The duration of proceedings in the first instance before the District Courts differs and varies over time. Normally a case will take between 8 and 15 months. Commissioning an expert opinion usually delays the proceedings by 9 to 12 months.
The proceedings in the first instance usually take place in the following seven steps:
- filing the statement of claim
- service of the statement of claim on the defendant by the court
- response to the suit by the defendant
- the claimant’s reply to the defendant’s statement of defence
- the defendant’s rejoinder to the claimant’s reply
- oral hearing (duration of the oral hearing: about 1-4 hours) and
- decision handed down by the court.
If the commissioning of a written expert opinion is ordered, both parties are also given an opportunity to comment in writing on the expert’s opinion. During an oral hearing, the expert may be questioned on their expert opinion by both the court and the parties.
After the judgment has been handed down by the District Court in the first instance, the losing party has the possibility of lodging an appeal with the Appeal Court within one month, and reasoning the appeal within two months. Each of the specialized panels at the Appeal Courts likewise sit with three judges, who have a legal training and will not normally have studied a technical subject. The appeal proceedings are not an instance for hearing new facts. The Appeal Court merely decides on the facts already submitted in the proceedings before the District Court and on any new facts which it is permissible to submit at the appeal stage.

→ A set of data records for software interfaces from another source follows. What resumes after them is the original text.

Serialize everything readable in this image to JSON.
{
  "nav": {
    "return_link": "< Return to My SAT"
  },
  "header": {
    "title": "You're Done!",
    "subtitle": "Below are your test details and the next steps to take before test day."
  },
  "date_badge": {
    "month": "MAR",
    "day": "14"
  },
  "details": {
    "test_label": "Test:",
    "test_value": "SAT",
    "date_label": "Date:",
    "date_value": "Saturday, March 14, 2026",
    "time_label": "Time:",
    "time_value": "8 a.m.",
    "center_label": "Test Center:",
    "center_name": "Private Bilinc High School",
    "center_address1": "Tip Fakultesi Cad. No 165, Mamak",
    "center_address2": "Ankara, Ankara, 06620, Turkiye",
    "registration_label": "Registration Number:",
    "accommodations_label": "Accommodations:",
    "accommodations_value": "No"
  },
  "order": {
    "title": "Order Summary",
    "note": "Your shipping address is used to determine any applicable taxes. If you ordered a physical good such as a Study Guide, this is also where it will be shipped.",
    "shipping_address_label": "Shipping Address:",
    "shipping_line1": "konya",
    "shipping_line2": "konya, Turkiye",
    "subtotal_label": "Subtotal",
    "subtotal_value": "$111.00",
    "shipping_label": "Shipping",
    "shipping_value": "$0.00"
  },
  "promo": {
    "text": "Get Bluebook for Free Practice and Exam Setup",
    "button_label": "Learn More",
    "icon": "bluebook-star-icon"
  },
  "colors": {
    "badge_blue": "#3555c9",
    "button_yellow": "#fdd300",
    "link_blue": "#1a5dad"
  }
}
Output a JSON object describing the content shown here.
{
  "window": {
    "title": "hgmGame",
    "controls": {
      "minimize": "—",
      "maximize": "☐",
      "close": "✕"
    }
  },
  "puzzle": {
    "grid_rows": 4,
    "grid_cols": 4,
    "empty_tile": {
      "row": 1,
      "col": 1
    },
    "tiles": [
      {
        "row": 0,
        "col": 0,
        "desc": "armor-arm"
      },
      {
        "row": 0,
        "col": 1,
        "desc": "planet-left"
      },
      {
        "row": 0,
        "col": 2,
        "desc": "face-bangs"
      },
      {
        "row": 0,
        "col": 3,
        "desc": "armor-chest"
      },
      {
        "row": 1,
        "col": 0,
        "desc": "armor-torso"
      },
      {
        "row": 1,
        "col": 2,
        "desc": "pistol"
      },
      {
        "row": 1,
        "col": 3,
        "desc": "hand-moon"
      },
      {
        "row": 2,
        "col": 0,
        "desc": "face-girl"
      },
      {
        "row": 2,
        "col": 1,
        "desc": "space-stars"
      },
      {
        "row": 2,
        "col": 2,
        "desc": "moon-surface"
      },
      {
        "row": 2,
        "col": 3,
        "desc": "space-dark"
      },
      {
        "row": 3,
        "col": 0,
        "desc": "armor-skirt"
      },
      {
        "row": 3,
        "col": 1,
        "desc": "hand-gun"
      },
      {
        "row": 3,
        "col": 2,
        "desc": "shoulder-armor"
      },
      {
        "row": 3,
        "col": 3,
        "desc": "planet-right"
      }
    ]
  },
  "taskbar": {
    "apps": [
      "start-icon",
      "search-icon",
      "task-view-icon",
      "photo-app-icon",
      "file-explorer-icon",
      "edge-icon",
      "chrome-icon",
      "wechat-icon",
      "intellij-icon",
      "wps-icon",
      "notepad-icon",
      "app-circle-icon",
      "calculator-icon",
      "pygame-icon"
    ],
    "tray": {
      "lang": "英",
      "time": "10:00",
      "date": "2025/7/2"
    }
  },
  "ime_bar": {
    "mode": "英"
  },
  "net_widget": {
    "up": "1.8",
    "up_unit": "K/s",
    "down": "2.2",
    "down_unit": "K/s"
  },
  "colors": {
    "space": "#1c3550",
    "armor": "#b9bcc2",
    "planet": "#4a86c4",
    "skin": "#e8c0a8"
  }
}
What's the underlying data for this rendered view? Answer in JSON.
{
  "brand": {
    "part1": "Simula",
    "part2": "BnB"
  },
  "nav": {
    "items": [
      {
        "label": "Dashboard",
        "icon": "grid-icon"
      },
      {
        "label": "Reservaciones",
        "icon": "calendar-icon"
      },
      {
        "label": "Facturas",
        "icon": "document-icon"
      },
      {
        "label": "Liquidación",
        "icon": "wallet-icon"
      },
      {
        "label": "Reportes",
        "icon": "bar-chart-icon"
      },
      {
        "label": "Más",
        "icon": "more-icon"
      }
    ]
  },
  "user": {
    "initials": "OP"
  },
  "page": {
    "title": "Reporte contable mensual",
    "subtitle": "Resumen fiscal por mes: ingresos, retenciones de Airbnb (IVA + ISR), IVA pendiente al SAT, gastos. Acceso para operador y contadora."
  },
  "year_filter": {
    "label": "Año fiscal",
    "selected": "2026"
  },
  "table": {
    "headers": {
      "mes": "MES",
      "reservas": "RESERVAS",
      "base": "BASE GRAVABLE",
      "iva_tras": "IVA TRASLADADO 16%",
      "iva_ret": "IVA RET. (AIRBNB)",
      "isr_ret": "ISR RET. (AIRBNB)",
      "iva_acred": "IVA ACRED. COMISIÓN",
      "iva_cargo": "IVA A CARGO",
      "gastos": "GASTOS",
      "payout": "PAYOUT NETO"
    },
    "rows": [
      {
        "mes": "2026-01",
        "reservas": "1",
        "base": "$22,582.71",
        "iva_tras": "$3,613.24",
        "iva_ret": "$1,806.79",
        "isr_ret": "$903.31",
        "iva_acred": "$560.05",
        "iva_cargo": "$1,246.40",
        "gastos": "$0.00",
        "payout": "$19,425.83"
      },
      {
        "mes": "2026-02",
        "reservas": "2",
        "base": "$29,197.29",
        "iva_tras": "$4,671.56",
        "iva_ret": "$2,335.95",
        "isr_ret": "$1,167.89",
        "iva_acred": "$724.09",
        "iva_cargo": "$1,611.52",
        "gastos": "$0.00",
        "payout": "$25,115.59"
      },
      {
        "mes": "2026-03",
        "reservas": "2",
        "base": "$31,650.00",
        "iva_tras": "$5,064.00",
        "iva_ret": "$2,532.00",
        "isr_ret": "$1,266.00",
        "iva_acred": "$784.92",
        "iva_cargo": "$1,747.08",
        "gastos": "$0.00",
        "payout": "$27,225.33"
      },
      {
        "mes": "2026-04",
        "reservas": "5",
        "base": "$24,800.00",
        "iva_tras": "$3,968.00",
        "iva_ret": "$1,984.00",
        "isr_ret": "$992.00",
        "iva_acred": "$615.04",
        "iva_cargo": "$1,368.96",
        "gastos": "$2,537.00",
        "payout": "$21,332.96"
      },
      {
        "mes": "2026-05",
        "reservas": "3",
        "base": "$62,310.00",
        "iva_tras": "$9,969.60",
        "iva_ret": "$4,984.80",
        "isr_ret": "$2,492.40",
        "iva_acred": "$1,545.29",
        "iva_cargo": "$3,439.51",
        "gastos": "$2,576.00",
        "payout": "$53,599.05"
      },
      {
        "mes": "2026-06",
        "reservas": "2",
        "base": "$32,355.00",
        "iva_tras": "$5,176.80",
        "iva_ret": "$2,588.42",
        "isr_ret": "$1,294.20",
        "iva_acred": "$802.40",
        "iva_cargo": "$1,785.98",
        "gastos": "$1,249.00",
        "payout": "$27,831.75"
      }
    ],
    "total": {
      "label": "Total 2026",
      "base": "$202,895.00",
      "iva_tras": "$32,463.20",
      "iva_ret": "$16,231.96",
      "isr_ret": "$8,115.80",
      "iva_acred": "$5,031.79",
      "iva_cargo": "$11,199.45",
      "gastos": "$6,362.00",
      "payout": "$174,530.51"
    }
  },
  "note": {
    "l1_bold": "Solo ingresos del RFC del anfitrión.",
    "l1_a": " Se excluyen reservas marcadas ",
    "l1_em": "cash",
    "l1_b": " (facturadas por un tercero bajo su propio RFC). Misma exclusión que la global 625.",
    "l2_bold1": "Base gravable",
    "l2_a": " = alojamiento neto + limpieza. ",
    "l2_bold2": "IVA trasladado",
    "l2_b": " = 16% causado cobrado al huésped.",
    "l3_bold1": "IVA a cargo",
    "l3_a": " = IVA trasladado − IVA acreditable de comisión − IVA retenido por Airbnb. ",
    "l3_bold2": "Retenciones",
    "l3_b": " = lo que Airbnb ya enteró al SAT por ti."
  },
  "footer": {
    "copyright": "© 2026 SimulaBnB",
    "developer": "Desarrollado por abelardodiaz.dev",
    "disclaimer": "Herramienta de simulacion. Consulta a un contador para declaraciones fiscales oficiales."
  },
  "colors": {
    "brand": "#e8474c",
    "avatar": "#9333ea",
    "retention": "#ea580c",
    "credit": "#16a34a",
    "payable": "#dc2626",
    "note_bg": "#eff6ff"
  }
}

The appeal proceedings before the Appeal Courts usually take between 15 and 24 months. If it should be necessary to commission an expert opinion, the proceedings are drawn out by up to 12 months. The course of the proceedings corresponds substantially to that of the first instance.
The appeal judgment can only be submitted to the Federal Supreme Court for an appeal on points of law subject to very strict conditions. The proceedings before the Federal Court of Justice usually take 2 to 3 years.